Tommy Cliett poses for a photo with the founders of the Western Sizzlin Steak House chain, Nick and Nora Pascarella.

Contributed photo

Tommy Cliett poses for a photo with the founders of the Western Sizzlin Steak House chain, Nick and Nora Pascarella.

Western Sizzlin owner dies at 76

By John Henderson

Staff Writer

0 Comments | Leave a Comment

A man who has owned the Western Sizzlin Steak House restaurant in Rocky Mount for more than four decades has died.

Tommy Cliett, who succumbed to cancer on New Year’s Eve at 76 years old, is described by friends and employees as someone who would go out of his way to help employees and for being a stickler for customer service.

They also said that Cliett was admired by his employees and went out of his way to become friendly with many of his regulars.

More than 40 years ago, he took his wife, Anne, out to a stretch of empty land along Wesleyan Boulevard to show her where he wanted to open the new steakhouse.

At the time, the Clietts lived in Georgia, and Tommy Cliett saw how well one of the restaurants in the new chain was doing down there, Anne Cliett said.

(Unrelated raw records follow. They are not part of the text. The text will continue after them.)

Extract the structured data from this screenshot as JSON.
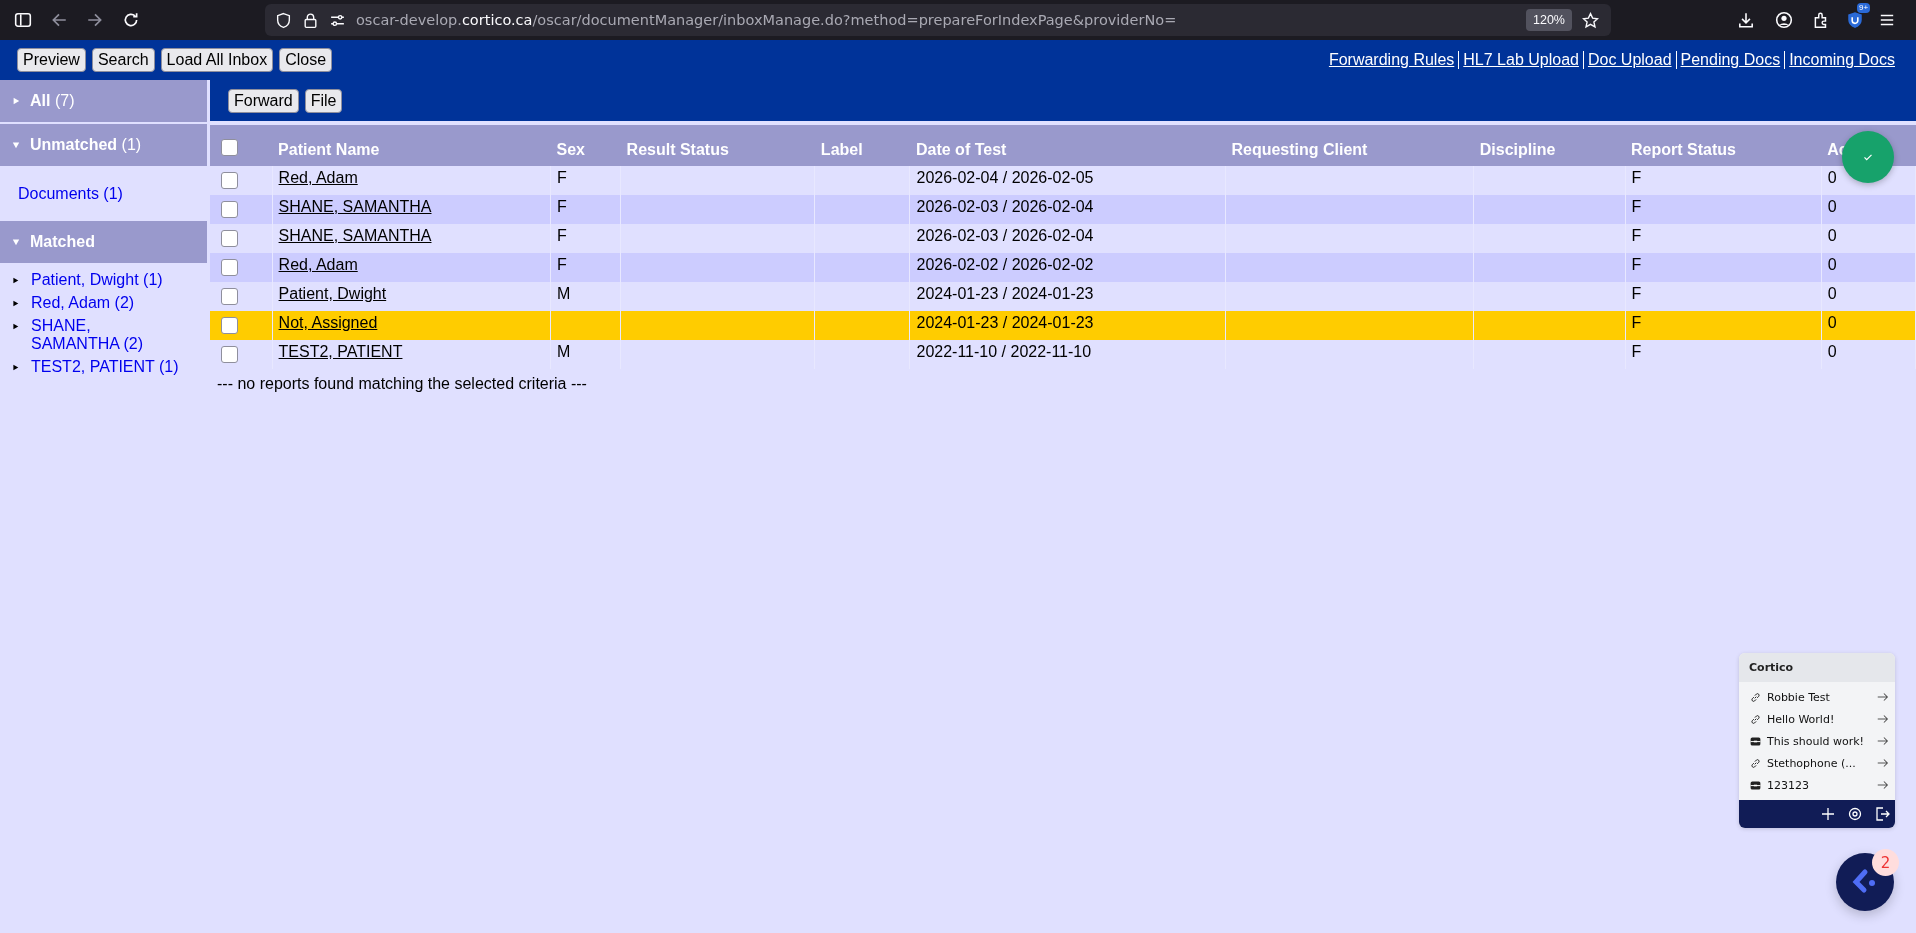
{
  "browser": {
    "url_host_prefix": "oscar-develop.",
    "url_host": "cortico.ca",
    "url_path": "/oscar/documentManager/inboxManage.do?method=prepareForIndexPage&providerNo=",
    "zoom": "120%",
    "badge": "9+"
  },
  "toolbar": {
    "buttons": [
      "Preview",
      "Search",
      "Load All Inbox",
      "Close"
    ],
    "links": [
      "Forwarding Rules",
      "HL7 Lab Upload",
      "Doc Upload",
      "Pending Docs",
      "Incoming Docs"
    ]
  },
  "sidebar": {
    "sections": [
      {
        "label": "All",
        "count": "(7)",
        "expanded": false
      },
      {
        "label": "Unmatched",
        "count": "(1)",
        "expanded": true,
        "items": [
          {
            "label": "Documents (1)",
            "kind": "plain"
          }
        ]
      },
      {
        "label": "Matched",
        "expanded": true,
        "items": [
          {
            "label": "Patient, Dwight (1)",
            "kind": "arrow"
          },
          {
            "label": "Red, Adam (2)",
            "kind": "arrow"
          },
          {
            "label": "SHANE, SAMANTHA (2)",
            "kind": "arrow"
          },
          {
            "label": "TEST2, PATIENT (1)",
            "kind": "arrow"
          }
        ]
      }
    ]
  },
  "actions": [
    "Forward",
    "File"
  ],
  "table": {
    "select_all_checked": false,
    "columns": [
      "Patient Name",
      "Sex",
      "Result Status",
      "Label",
      "Date of Test",
      "Requesting Client",
      "Discipline",
      "Report Status",
      "Ac"
    ],
    "rows": [
      {
        "checked": false,
        "highlighted": false,
        "cells": [
          "Red, Adam",
          "F",
          "",
          "",
          "2026-02-04 / 2026-02-05",
          "",
          "",
          "F",
          "0"
        ]
      },
      {
        "checked": false,
        "highlighted": false,
        "cells": [
          "SHANE, SAMANTHA",
          "F",
          "",
          "",
          "2026-02-03 / 2026-02-04",
          "",
          "",
          "F",
          "0"
        ]
      },
      {
        "checked": false,
        "highlighted": false,
        "cells": [
          "SHANE, SAMANTHA",
          "F",
          "",
          "",
          "2026-02-03 / 2026-02-04",
          "",
          "",
          "F",
          "0"
        ]
      },
      {
        "checked": false,
        "highlighted": false,
        "cells": [
          "Red, Adam",
          "F",
          "",
          "",
          "2026-02-02 / 2026-02-02",
          "",
          "",
          "F",
          "0"
        ]
      },
      {
        "checked": false,
        "highlighted": false,
        "cells": [
          "Patient, Dwight",
          "M",
          "",
          "",
          "2024-01-23 / 2024-01-23",
          "",
          "",
          "F",
          "0"
        ]
      },
      {
        "checked": false,
        "highlighted": true,
        "cells": [
          "Not, Assigned",
          "",
          "",
          "",
          "2024-01-23 / 2024-01-23",
          "",
          "",
          "F",
          "0"
        ]
      },
      {
        "checked": false,
        "highlighted": false,
        "cells": [
          "TEST2, PATIENT",
          "M",
          "",
          "",
          "2022-11-10 / 2022-11-10",
          "",
          "",
          "F",
          "0"
        ]
      }
    ],
    "footer": "--- no reports found matching the selected criteria ---"
  },
  "widget": {
    "title": "Cortico",
    "items": [
      {
        "label": "Robbie Test",
        "kind": "link"
      },
      {
        "label": "Hello World!",
        "kind": "link"
      },
      {
        "label": "This should work!",
        "kind": "box"
      },
      {
        "label": "Stethophone (...",
        "kind": "link"
      },
      {
        "label": "123123",
        "kind": "box"
      }
    ],
    "badge": "2"
  }
}
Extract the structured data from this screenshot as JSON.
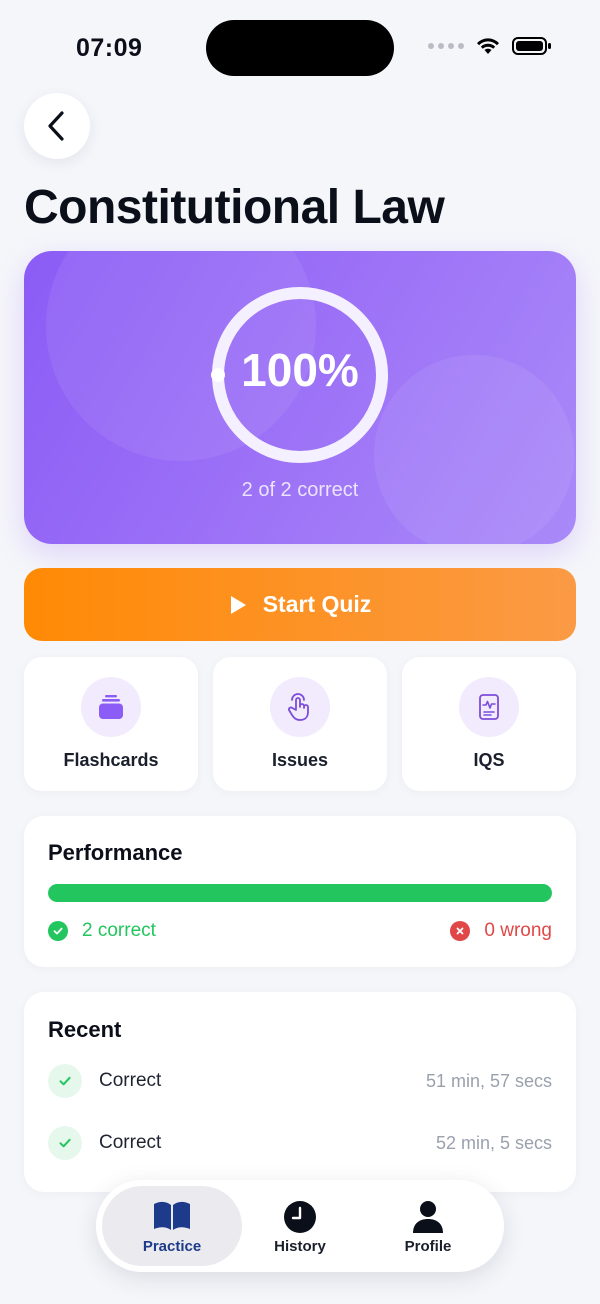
{
  "status": {
    "time": "07:09"
  },
  "page": {
    "title": "Constitutional Law"
  },
  "score": {
    "percent_label": "100%",
    "percent": 100,
    "subtitle": "2 of 2 correct"
  },
  "start_button": {
    "label": "Start Quiz"
  },
  "tools": [
    {
      "label": "Flashcards",
      "icon": "cards-stack-icon"
    },
    {
      "label": "Issues",
      "icon": "tap-hand-icon"
    },
    {
      "label": "IQS",
      "icon": "document-pulse-icon"
    }
  ],
  "performance": {
    "title": "Performance",
    "correct_fraction": 1.0,
    "correct_label": "2 correct",
    "wrong_label": "0 wrong",
    "colors": {
      "correct": "#22c55e",
      "wrong": "#e04848"
    }
  },
  "recent": {
    "title": "Recent",
    "items": [
      {
        "result": "Correct",
        "duration": "51 min, 57 secs"
      },
      {
        "result": "Correct",
        "duration": "52 min, 5 secs"
      }
    ]
  },
  "tabbar": {
    "items": [
      {
        "label": "Practice",
        "icon": "book-icon",
        "active": true
      },
      {
        "label": "History",
        "icon": "clock-icon",
        "active": false
      },
      {
        "label": "Profile",
        "icon": "person-icon",
        "active": false
      }
    ]
  },
  "colors": {
    "accent": "#8b5cf6",
    "cta": "#ff8a05",
    "tab_active": "#1e3a8a"
  }
}
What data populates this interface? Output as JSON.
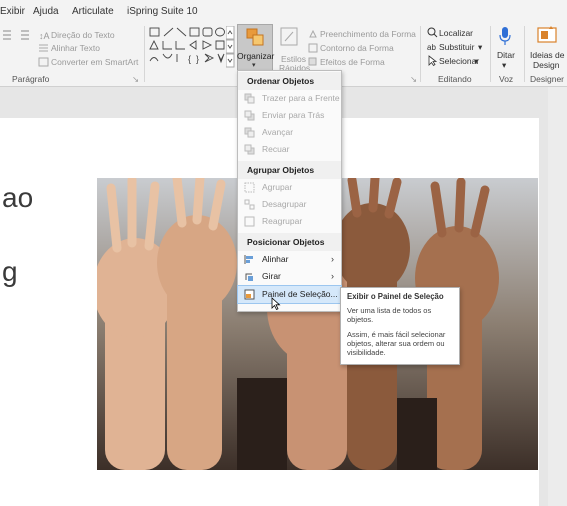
{
  "menubar": {
    "tabs": [
      "Exibir",
      "Ajuda",
      "Articulate",
      "iSpring Suite 10"
    ]
  },
  "ribbon": {
    "paragrafo": {
      "direcao_texto": "Direção do Texto",
      "alinhar_texto": "Alinhar Texto",
      "converter_smartart": "Converter em SmartArt",
      "label": "Parágrafo"
    },
    "organizar_label": "Organizar",
    "estilos_label_1": "Estilos",
    "estilos_label_2": "Rápidos",
    "forma": {
      "preenchimento": "Preenchimento da Forma",
      "contorno": "Contorno da Forma",
      "efeitos": "Efeitos de Forma"
    },
    "editando": {
      "localizar": "Localizar",
      "substituir": "Substituir",
      "selecionar": "Selecionar",
      "label": "Editando"
    },
    "voz": {
      "ditar": "Ditar",
      "label": "Voz"
    },
    "designer": {
      "ideias_1": "Ideias de",
      "ideias_2": "Design",
      "label": "Designer"
    }
  },
  "slide": {
    "text_line_1": "ao",
    "text_line_2": "g"
  },
  "dropdown": {
    "sections": [
      {
        "header": "Ordenar Objetos",
        "items": [
          {
            "label": "Trazer para a Frente",
            "enabled": false,
            "arrow": false
          },
          {
            "label": "Enviar para Trás",
            "enabled": false,
            "arrow": false
          },
          {
            "label": "Avançar",
            "enabled": false,
            "arrow": false
          },
          {
            "label": "Recuar",
            "enabled": false,
            "arrow": false
          }
        ]
      },
      {
        "header": "Agrupar Objetos",
        "items": [
          {
            "label": "Agrupar",
            "enabled": false,
            "arrow": false
          },
          {
            "label": "Desagrupar",
            "enabled": false,
            "arrow": false
          },
          {
            "label": "Reagrupar",
            "enabled": false,
            "arrow": false
          }
        ]
      },
      {
        "header": "Posicionar Objetos",
        "items": [
          {
            "label": "Alinhar",
            "enabled": true,
            "arrow": true
          },
          {
            "label": "Girar",
            "enabled": true,
            "arrow": true
          },
          {
            "label": "Painel de Seleção...",
            "enabled": true,
            "arrow": false,
            "hover": true
          }
        ]
      }
    ]
  },
  "tooltip": {
    "title": "Exibir o Painel de Seleção",
    "line1": "Ver uma lista de todos os objetos.",
    "line2": "Assim, é mais fácil selecionar objetos, alterar sua ordem ou visibilidade."
  },
  "colors": {
    "hover_bg": "#d5e8fa",
    "organizar_active_bg": "#c8c8c8",
    "accent_orange": "#d9822b",
    "ditar_blue": "#2f6fd6"
  },
  "icons": {
    "organizar": "arrange-icon",
    "estilos": "quick-styles-icon",
    "localizar": "search-icon",
    "substituir": "replace-icon",
    "selecionar": "select-cursor-icon",
    "ditar": "microphone-icon",
    "ideias": "design-ideas-icon",
    "painel": "selection-pane-icon"
  }
}
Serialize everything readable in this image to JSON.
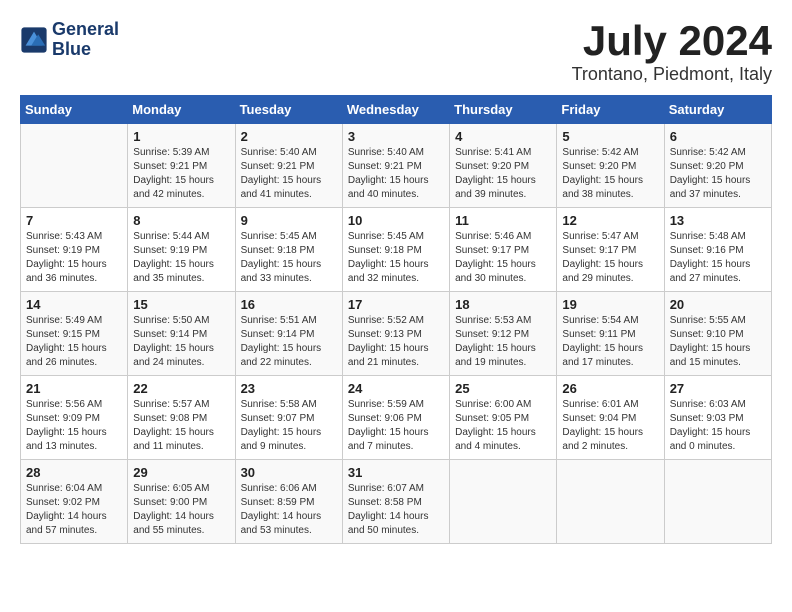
{
  "header": {
    "logo_line1": "General",
    "logo_line2": "Blue",
    "month_year": "July 2024",
    "location": "Trontano, Piedmont, Italy"
  },
  "columns": [
    "Sunday",
    "Monday",
    "Tuesday",
    "Wednesday",
    "Thursday",
    "Friday",
    "Saturday"
  ],
  "weeks": [
    [
      {
        "day": "",
        "info": ""
      },
      {
        "day": "1",
        "info": "Sunrise: 5:39 AM\nSunset: 9:21 PM\nDaylight: 15 hours\nand 42 minutes."
      },
      {
        "day": "2",
        "info": "Sunrise: 5:40 AM\nSunset: 9:21 PM\nDaylight: 15 hours\nand 41 minutes."
      },
      {
        "day": "3",
        "info": "Sunrise: 5:40 AM\nSunset: 9:21 PM\nDaylight: 15 hours\nand 40 minutes."
      },
      {
        "day": "4",
        "info": "Sunrise: 5:41 AM\nSunset: 9:20 PM\nDaylight: 15 hours\nand 39 minutes."
      },
      {
        "day": "5",
        "info": "Sunrise: 5:42 AM\nSunset: 9:20 PM\nDaylight: 15 hours\nand 38 minutes."
      },
      {
        "day": "6",
        "info": "Sunrise: 5:42 AM\nSunset: 9:20 PM\nDaylight: 15 hours\nand 37 minutes."
      }
    ],
    [
      {
        "day": "7",
        "info": "Sunrise: 5:43 AM\nSunset: 9:19 PM\nDaylight: 15 hours\nand 36 minutes."
      },
      {
        "day": "8",
        "info": "Sunrise: 5:44 AM\nSunset: 9:19 PM\nDaylight: 15 hours\nand 35 minutes."
      },
      {
        "day": "9",
        "info": "Sunrise: 5:45 AM\nSunset: 9:18 PM\nDaylight: 15 hours\nand 33 minutes."
      },
      {
        "day": "10",
        "info": "Sunrise: 5:45 AM\nSunset: 9:18 PM\nDaylight: 15 hours\nand 32 minutes."
      },
      {
        "day": "11",
        "info": "Sunrise: 5:46 AM\nSunset: 9:17 PM\nDaylight: 15 hours\nand 30 minutes."
      },
      {
        "day": "12",
        "info": "Sunrise: 5:47 AM\nSunset: 9:17 PM\nDaylight: 15 hours\nand 29 minutes."
      },
      {
        "day": "13",
        "info": "Sunrise: 5:48 AM\nSunset: 9:16 PM\nDaylight: 15 hours\nand 27 minutes."
      }
    ],
    [
      {
        "day": "14",
        "info": "Sunrise: 5:49 AM\nSunset: 9:15 PM\nDaylight: 15 hours\nand 26 minutes."
      },
      {
        "day": "15",
        "info": "Sunrise: 5:50 AM\nSunset: 9:14 PM\nDaylight: 15 hours\nand 24 minutes."
      },
      {
        "day": "16",
        "info": "Sunrise: 5:51 AM\nSunset: 9:14 PM\nDaylight: 15 hours\nand 22 minutes."
      },
      {
        "day": "17",
        "info": "Sunrise: 5:52 AM\nSunset: 9:13 PM\nDaylight: 15 hours\nand 21 minutes."
      },
      {
        "day": "18",
        "info": "Sunrise: 5:53 AM\nSunset: 9:12 PM\nDaylight: 15 hours\nand 19 minutes."
      },
      {
        "day": "19",
        "info": "Sunrise: 5:54 AM\nSunset: 9:11 PM\nDaylight: 15 hours\nand 17 minutes."
      },
      {
        "day": "20",
        "info": "Sunrise: 5:55 AM\nSunset: 9:10 PM\nDaylight: 15 hours\nand 15 minutes."
      }
    ],
    [
      {
        "day": "21",
        "info": "Sunrise: 5:56 AM\nSunset: 9:09 PM\nDaylight: 15 hours\nand 13 minutes."
      },
      {
        "day": "22",
        "info": "Sunrise: 5:57 AM\nSunset: 9:08 PM\nDaylight: 15 hours\nand 11 minutes."
      },
      {
        "day": "23",
        "info": "Sunrise: 5:58 AM\nSunset: 9:07 PM\nDaylight: 15 hours\nand 9 minutes."
      },
      {
        "day": "24",
        "info": "Sunrise: 5:59 AM\nSunset: 9:06 PM\nDaylight: 15 hours\nand 7 minutes."
      },
      {
        "day": "25",
        "info": "Sunrise: 6:00 AM\nSunset: 9:05 PM\nDaylight: 15 hours\nand 4 minutes."
      },
      {
        "day": "26",
        "info": "Sunrise: 6:01 AM\nSunset: 9:04 PM\nDaylight: 15 hours\nand 2 minutes."
      },
      {
        "day": "27",
        "info": "Sunrise: 6:03 AM\nSunset: 9:03 PM\nDaylight: 15 hours\nand 0 minutes."
      }
    ],
    [
      {
        "day": "28",
        "info": "Sunrise: 6:04 AM\nSunset: 9:02 PM\nDaylight: 14 hours\nand 57 minutes."
      },
      {
        "day": "29",
        "info": "Sunrise: 6:05 AM\nSunset: 9:00 PM\nDaylight: 14 hours\nand 55 minutes."
      },
      {
        "day": "30",
        "info": "Sunrise: 6:06 AM\nSunset: 8:59 PM\nDaylight: 14 hours\nand 53 minutes."
      },
      {
        "day": "31",
        "info": "Sunrise: 6:07 AM\nSunset: 8:58 PM\nDaylight: 14 hours\nand 50 minutes."
      },
      {
        "day": "",
        "info": ""
      },
      {
        "day": "",
        "info": ""
      },
      {
        "day": "",
        "info": ""
      }
    ]
  ]
}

In 1973, the site he chose in Rocky Mount was in the boonies, with no Golden East Crossing mall across the street and no string of businesses as there are today.

Anne Cliett said she had serious reservations about her husband’s choice of locations.

“He thought this could work,” she said. “I thought he had lost his mind. They had just finished a Bonanza (steakhouse) on Sunset (Avenue) and I thought we would be better off over there.”

Anne Cliett said her late husband cared about customer service.

“He was all about quality, and he said, ‘You have to treat customers right,’” she said.

Cliett’s daughter, Cindy Wilder, said before moving to Rocky Mount, her family lived in Brunswick, Ga.

“We were just an average family and when we would go out to eat, we’d eat at the Western Sizzlin in Brunswick,” she said. “The man who owned it happened to be a friend of dads. They started talking, and I think he liked the concept of an average family being able to go out and have a good meal in a restaurant and it not costing them an arm and a leg. That is really how it all started.”

She said her father wanted to make sure customers were treated right.

“He’d go out his way to make sure they had enjoyable experience,” she said. “He did we have a tremendous amount of regular customers.”

Kenneth Arrington, who worked for Cliett at the Western Sizzlin from 1994 until 2000, worked his way up from a bus boy in high school to the front line and then to a management position. He left the restaurant in 2000 to pursue a career in education. Arrington went to see Cliett a few weeks ago after hearing he was sick.

“He was a very good man, very good to work for,” he said. “He took the restaurant business seriously. He wanted to make sure customers were served in the right manner.”

Arrington, who now works for H.D. Pope Funeral Home, said Cliett told him that he could always come back to work at the Western Sizzlin.

“Even in his sickness, he was concerned about people’s well being,” Arrington said. “He wanted to make sure the restaurant would go on strongly after he died.”
His son-in-law, Ron Wilder, has been the manager of the restaurant since retiring from his job as an N.C. Highway Patrol trooper in 1997. He said Cliett wanted to get to know all of the customers. “He was so thankful for all of the loyal customers we had over 40 years in the Twin Counties area,” he said.

“He was a gracious man.”